• _What you have to do_
Copy every line from the material below that holds "title".

• _Source records_
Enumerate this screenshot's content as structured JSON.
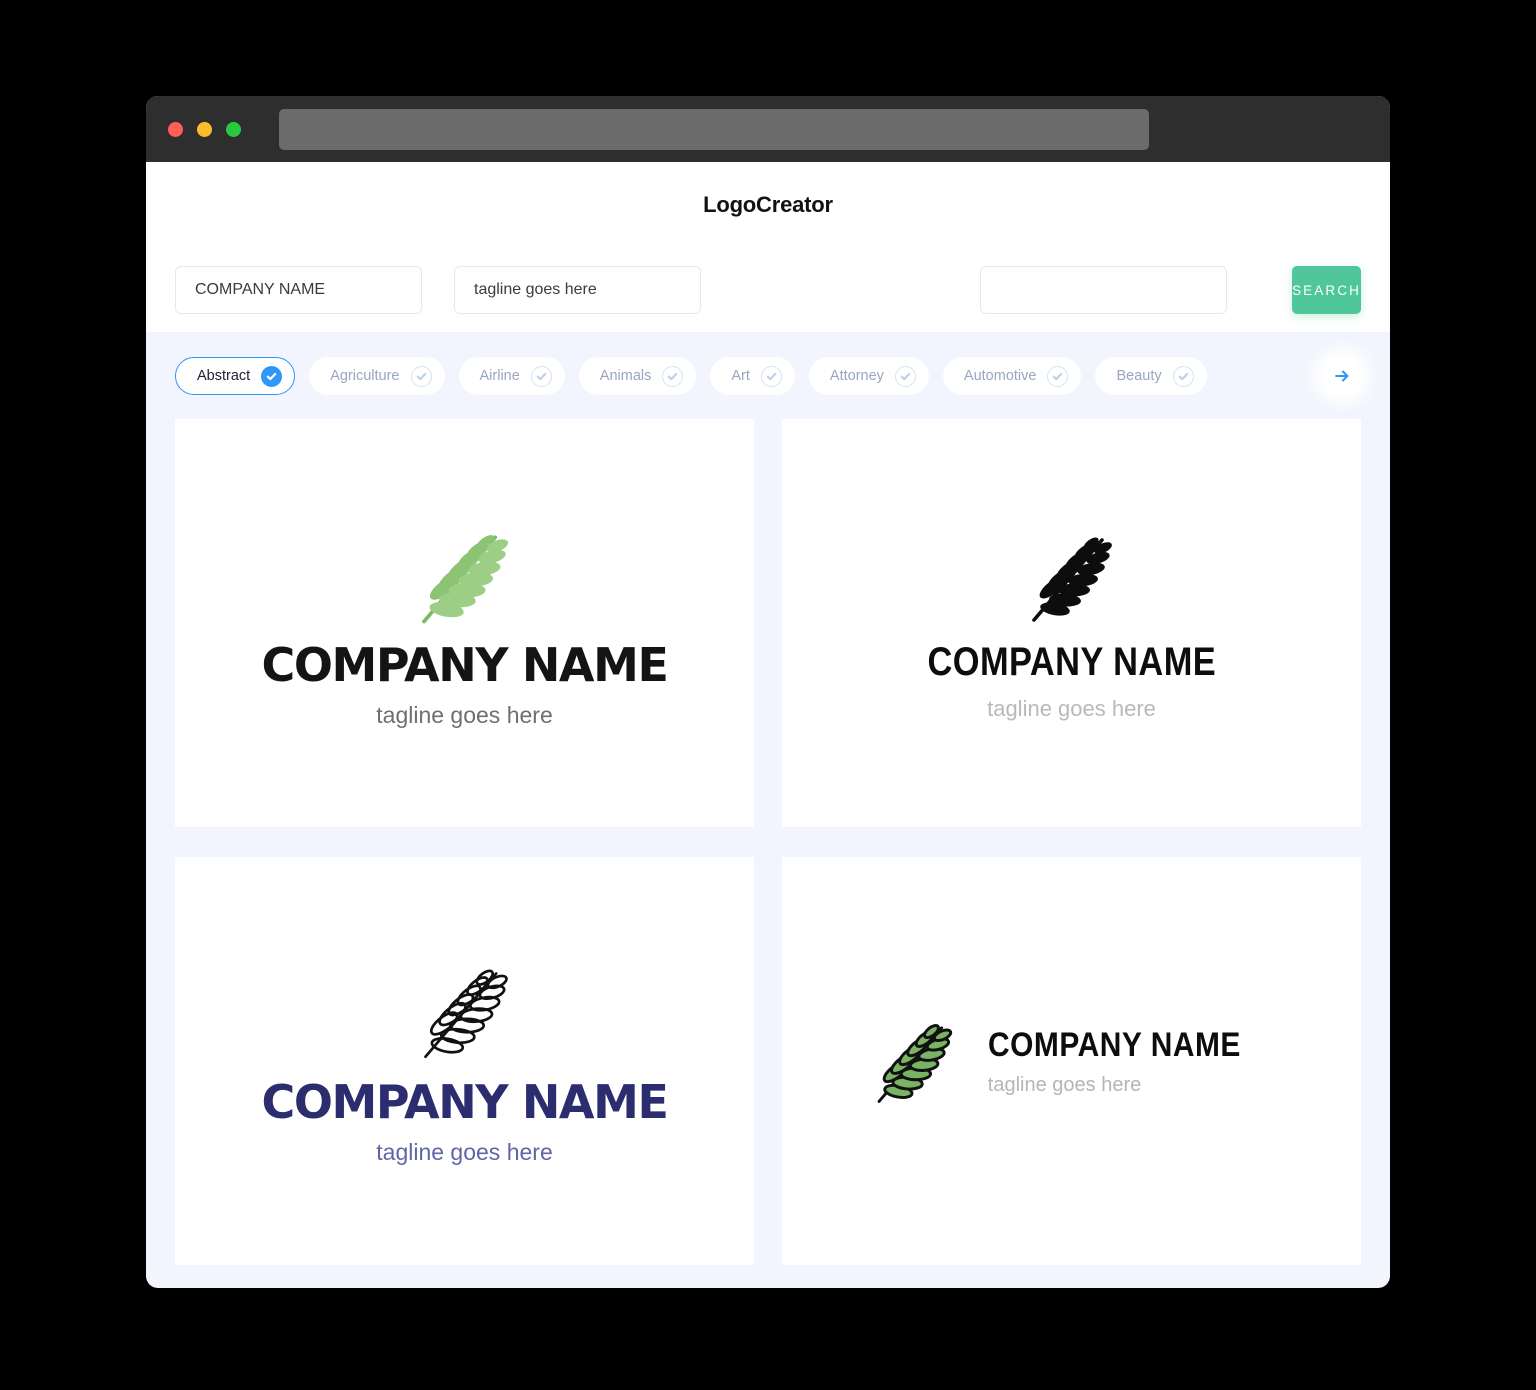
{
  "window": {
    "traffic_lights": [
      {
        "name": "close",
        "color": "#ff5f57"
      },
      {
        "name": "minimize",
        "color": "#fbbd2e"
      },
      {
        "name": "maximize",
        "color": "#28c840"
      }
    ],
    "url_value": ""
  },
  "header": {
    "brand": "LogoCreator"
  },
  "search": {
    "company_value": "COMPANY NAME",
    "company_placeholder": "COMPANY NAME",
    "tagline_value": "tagline goes here",
    "tagline_placeholder": "tagline goes here",
    "extra_value": "",
    "extra_placeholder": "",
    "button_label": "SEARCH",
    "button_color": "#50c79a"
  },
  "categories": {
    "accent_color": "#2f97f5",
    "next_icon": "arrow-right-icon",
    "items": [
      {
        "label": "Abstract",
        "selected": true
      },
      {
        "label": "Agriculture",
        "selected": false
      },
      {
        "label": "Airline",
        "selected": false
      },
      {
        "label": "Animals",
        "selected": false
      },
      {
        "label": "Art",
        "selected": false
      },
      {
        "label": "Attorney",
        "selected": false
      },
      {
        "label": "Automotive",
        "selected": false
      },
      {
        "label": "Beauty",
        "selected": false
      }
    ]
  },
  "results": [
    {
      "id": "logo-1",
      "layout": "stacked",
      "icon": "fern-leaf-icon",
      "icon_style": "filled-green",
      "name": "COMPANY NAME",
      "tagline": "tagline goes here",
      "name_color": "#141414",
      "tagline_color": "#6f6f6f",
      "icon_color": "#7cb867"
    },
    {
      "id": "logo-2",
      "layout": "stacked",
      "icon": "fern-leaf-icon",
      "icon_style": "filled-black",
      "name": "COMPANY NAME",
      "tagline": "tagline goes here",
      "name_color": "#0d0d0d",
      "tagline_color": "#b9b9b9",
      "icon_color": "#0d0d0d"
    },
    {
      "id": "logo-3",
      "layout": "stacked",
      "icon": "fern-leaf-icon",
      "icon_style": "outline-black",
      "name": "COMPANY NAME",
      "tagline": "tagline goes here",
      "name_color": "#2b2d6e",
      "tagline_color": "#6165a8",
      "icon_color": "#111111"
    },
    {
      "id": "logo-4",
      "layout": "horizontal",
      "icon": "fern-leaf-icon",
      "icon_style": "green-with-black-outline",
      "name": "COMPANY NAME",
      "tagline": "tagline goes here",
      "name_color": "#0d0d0d",
      "tagline_color": "#b5b5b5",
      "icon_color": "#79b464"
    }
  ]
}
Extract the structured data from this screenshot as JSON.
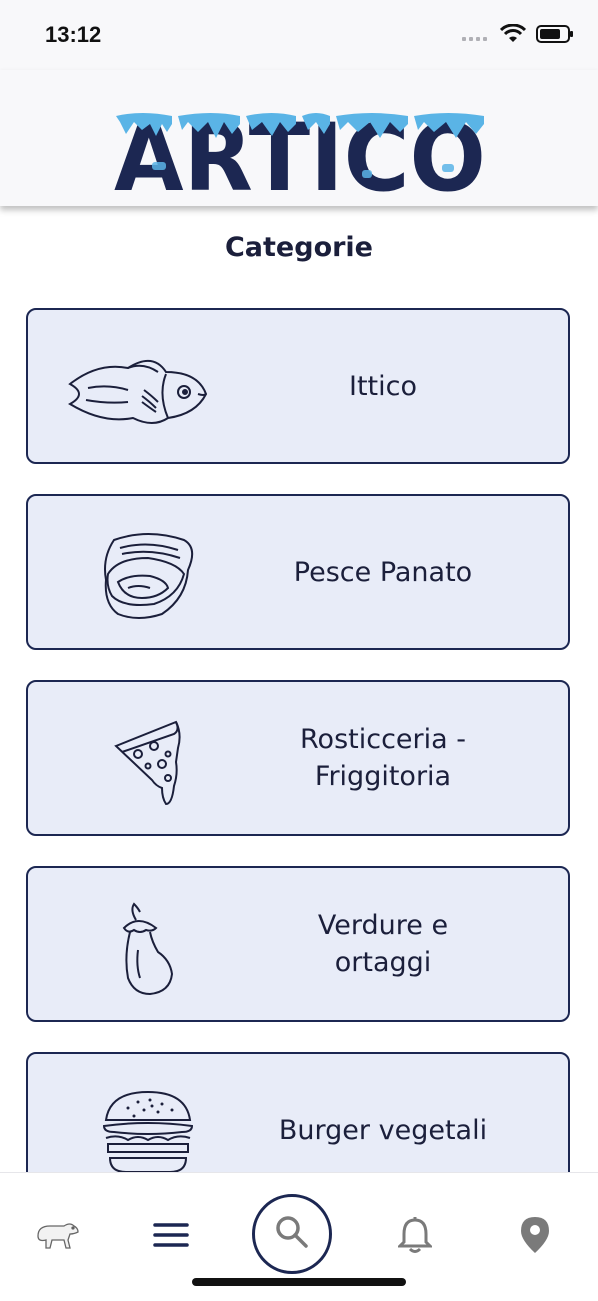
{
  "status_bar": {
    "time": "13:12"
  },
  "header": {
    "logo_text": "ARTICO"
  },
  "main": {
    "title": "Categorie",
    "categories": [
      {
        "label": "Ittico",
        "icon": "fish-icon"
      },
      {
        "label": "Pesce Panato",
        "icon": "oyster-icon"
      },
      {
        "label": "Rosticceria -\nFriggitoria",
        "icon": "pizza-slice-icon"
      },
      {
        "label": "Verdure e\nortaggi",
        "icon": "eggplant-icon"
      },
      {
        "label": "Burger vegetali",
        "icon": "burger-icon"
      }
    ]
  },
  "tab_bar": {
    "items": [
      {
        "name": "polar-bear-icon"
      },
      {
        "name": "menu-icon"
      },
      {
        "name": "search-icon"
      },
      {
        "name": "bell-icon"
      },
      {
        "name": "location-pin-icon"
      }
    ]
  },
  "colors": {
    "navy": "#1c2752",
    "card_bg": "#e8ecf8",
    "ice": "#5ab4e6"
  }
}
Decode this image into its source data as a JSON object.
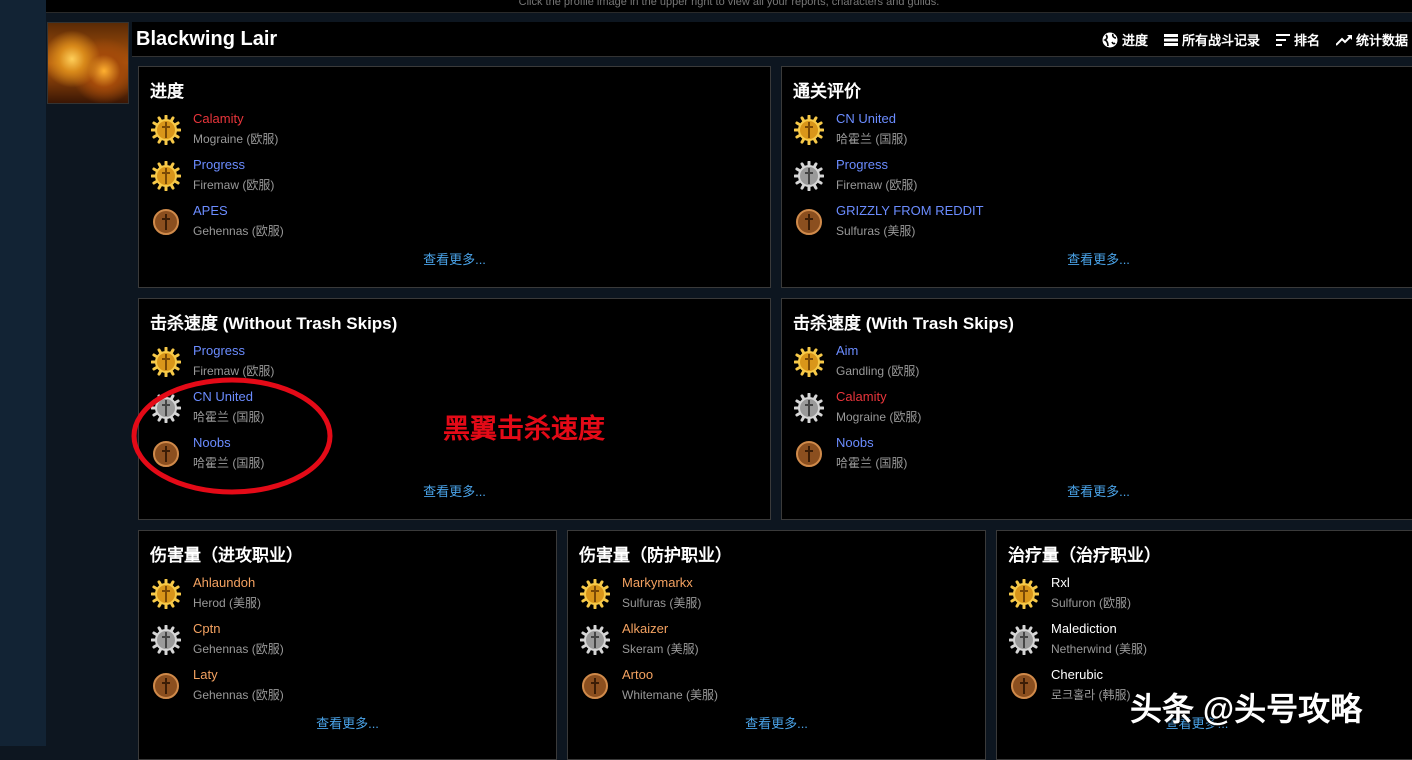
{
  "top_notice": "Click the profile image in the upper right to view all your reports, characters and guilds.",
  "zone": {
    "title": "Blackwing Lair"
  },
  "tabs": [
    {
      "label": "进度",
      "icon": "globe-icon"
    },
    {
      "label": "所有战斗记录",
      "icon": "list-icon"
    },
    {
      "label": "排名",
      "icon": "ranking-icon"
    },
    {
      "label": "统计数据",
      "icon": "trend-icon"
    }
  ],
  "panels": {
    "progress": {
      "title": "进度",
      "entries": [
        {
          "name": "Calamity",
          "server": "Mograine (欧服)",
          "medal": "gold",
          "color": "#e8353b"
        },
        {
          "name": "Progress",
          "server": "Firemaw (欧服)",
          "medal": "gold",
          "color": "#6b8cff"
        },
        {
          "name": "APES",
          "server": "Gehennas (欧服)",
          "medal": "bronze",
          "color": "#6b8cff"
        }
      ],
      "more": "查看更多..."
    },
    "clear_rating": {
      "title": "通关评价",
      "entries": [
        {
          "name": "CN United",
          "server": "哈霍兰 (国服)",
          "medal": "gold",
          "color": "#6b8cff"
        },
        {
          "name": "Progress",
          "server": "Firemaw (欧服)",
          "medal": "silver",
          "color": "#6b8cff"
        },
        {
          "name": "GRIZZLY FROM REDDIT",
          "server": "Sulfuras (美服)",
          "medal": "bronze",
          "color": "#6b8cff"
        }
      ],
      "more": "查看更多..."
    },
    "speed_no_skip": {
      "title": "击杀速度 (Without Trash Skips)",
      "entries": [
        {
          "name": "Progress",
          "server": "Firemaw (欧服)",
          "medal": "gold",
          "color": "#6b8cff"
        },
        {
          "name": "CN United",
          "server": "哈霍兰 (国服)",
          "medal": "silver",
          "color": "#6b8cff"
        },
        {
          "name": "Noobs",
          "server": "哈霍兰 (国服)",
          "medal": "bronze",
          "color": "#6b8cff"
        }
      ],
      "more": "查看更多..."
    },
    "speed_skip": {
      "title": "击杀速度 (With Trash Skips)",
      "entries": [
        {
          "name": "Aim",
          "server": "Gandling (欧服)",
          "medal": "gold",
          "color": "#6b8cff"
        },
        {
          "name": "Calamity",
          "server": "Mograine (欧服)",
          "medal": "silver",
          "color": "#e8353b"
        },
        {
          "name": "Noobs",
          "server": "哈霍兰 (国服)",
          "medal": "bronze",
          "color": "#6b8cff"
        }
      ],
      "more": "查看更多..."
    },
    "dps": {
      "title": "伤害量（进攻职业）",
      "entries": [
        {
          "name": "Ahlaundoh",
          "server": "Herod (美服)",
          "medal": "gold",
          "color": "#f4a261"
        },
        {
          "name": "Cptn",
          "server": "Gehennas (欧服)",
          "medal": "silver",
          "color": "#f4a261"
        },
        {
          "name": "Laty",
          "server": "Gehennas (欧服)",
          "medal": "bronze",
          "color": "#f4a261"
        }
      ],
      "more": "查看更多..."
    },
    "tank": {
      "title": "伤害量（防护职业）",
      "entries": [
        {
          "name": "Markymarkx",
          "server": "Sulfuras (美服)",
          "medal": "gold",
          "color": "#f4a261"
        },
        {
          "name": "Alkaizer",
          "server": "Skeram (美服)",
          "medal": "silver",
          "color": "#f4a261"
        },
        {
          "name": "Artoo",
          "server": "Whitemane (美服)",
          "medal": "bronze",
          "color": "#f4a261"
        }
      ],
      "more": "查看更多..."
    },
    "healer": {
      "title": "治疗量（治疗职业）",
      "entries": [
        {
          "name": "Rxl",
          "server": "Sulfuron (欧服)",
          "medal": "gold",
          "color": "#ffffff"
        },
        {
          "name": "Malediction",
          "server": "Netherwind (美服)",
          "medal": "silver",
          "color": "#ffffff"
        },
        {
          "name": "Cherubic",
          "server": "로크홀라 (韩服)",
          "medal": "bronze",
          "color": "#ffffff"
        }
      ],
      "more": "查看更多..."
    }
  },
  "annotation": {
    "text": "黑翼击杀速度",
    "color": "#e40a17"
  },
  "watermark": "头条 @头号攻略"
}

• _Problem solution_
    "title": "Categorie",
    "title": "Blackwing Lair"
      "title": "进度",
      "title": "通关评价",
      "title": "击杀速度 (Without Trash Skips)",
      "title": "击杀速度 (With Trash Skips)",
      "title": "伤害量（进攻职业）",
      "title": "伤害量（防护职业）",
      "title": "治疗量（治疗职业）",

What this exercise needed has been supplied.